Web page and app entries:
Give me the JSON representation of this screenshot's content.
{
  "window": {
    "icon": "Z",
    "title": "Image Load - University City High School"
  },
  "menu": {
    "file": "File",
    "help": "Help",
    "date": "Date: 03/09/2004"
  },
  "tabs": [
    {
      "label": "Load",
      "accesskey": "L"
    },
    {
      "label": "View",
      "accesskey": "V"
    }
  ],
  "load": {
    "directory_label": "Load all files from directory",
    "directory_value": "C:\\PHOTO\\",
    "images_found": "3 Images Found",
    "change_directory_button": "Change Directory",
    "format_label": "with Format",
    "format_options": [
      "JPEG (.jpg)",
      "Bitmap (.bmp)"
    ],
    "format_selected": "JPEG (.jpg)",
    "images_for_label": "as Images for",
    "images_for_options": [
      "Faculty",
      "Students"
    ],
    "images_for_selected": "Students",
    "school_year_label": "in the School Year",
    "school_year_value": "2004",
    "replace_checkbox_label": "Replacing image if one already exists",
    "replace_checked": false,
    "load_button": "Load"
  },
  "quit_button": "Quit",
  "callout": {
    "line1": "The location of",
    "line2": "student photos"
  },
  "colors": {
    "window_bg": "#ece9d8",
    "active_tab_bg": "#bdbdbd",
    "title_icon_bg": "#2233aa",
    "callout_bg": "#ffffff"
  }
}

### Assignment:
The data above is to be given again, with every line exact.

### Result of this exercise:
Give me the JSON representation of this screenshot's content.
{
  "window": {
    "icon": "Z",
    "title": "Image Load - University City High School"
  },
  "menu": {
    "file": "File",
    "help": "Help",
    "date": "Date: 03/09/2004"
  },
  "tabs": [
    {
      "label": "Load",
      "accesskey": "L"
    },
    {
      "label": "View",
      "accesskey": "V"
    }
  ],
  "load": {
    "directory_label": "Load all files from directory",
    "directory_value": "C:\\PHOTO\\",
    "images_found": "3 Images Found",
    "change_directory_button": "Change Directory",
    "format_label": "with Format",
    "format_options": [
      "JPEG (.jpg)",
      "Bitmap (.bmp)"
    ],
    "format_selected": "JPEG (.jpg)",
    "images_for_label": "as Images for",
    "images_for_options": [
      "Faculty",
      "Students"
    ],
    "images_for_selected": "Students",
    "school_year_label": "in the School Year",
    "school_year_value": "2004",
    "replace_checkbox_label": "Replacing image if one already exists",
    "replace_checked": false,
    "load_button": "Load"
  },
  "quit_button": "Quit",
  "callout": {
    "line1": "The location of",
    "line2": "student photos"
  },
  "colors": {
    "window_bg": "#ece9d8",
    "active_tab_bg": "#bdbdbd",
    "title_icon_bg": "#2233aa",
    "callout_bg": "#ffffff"
  }
}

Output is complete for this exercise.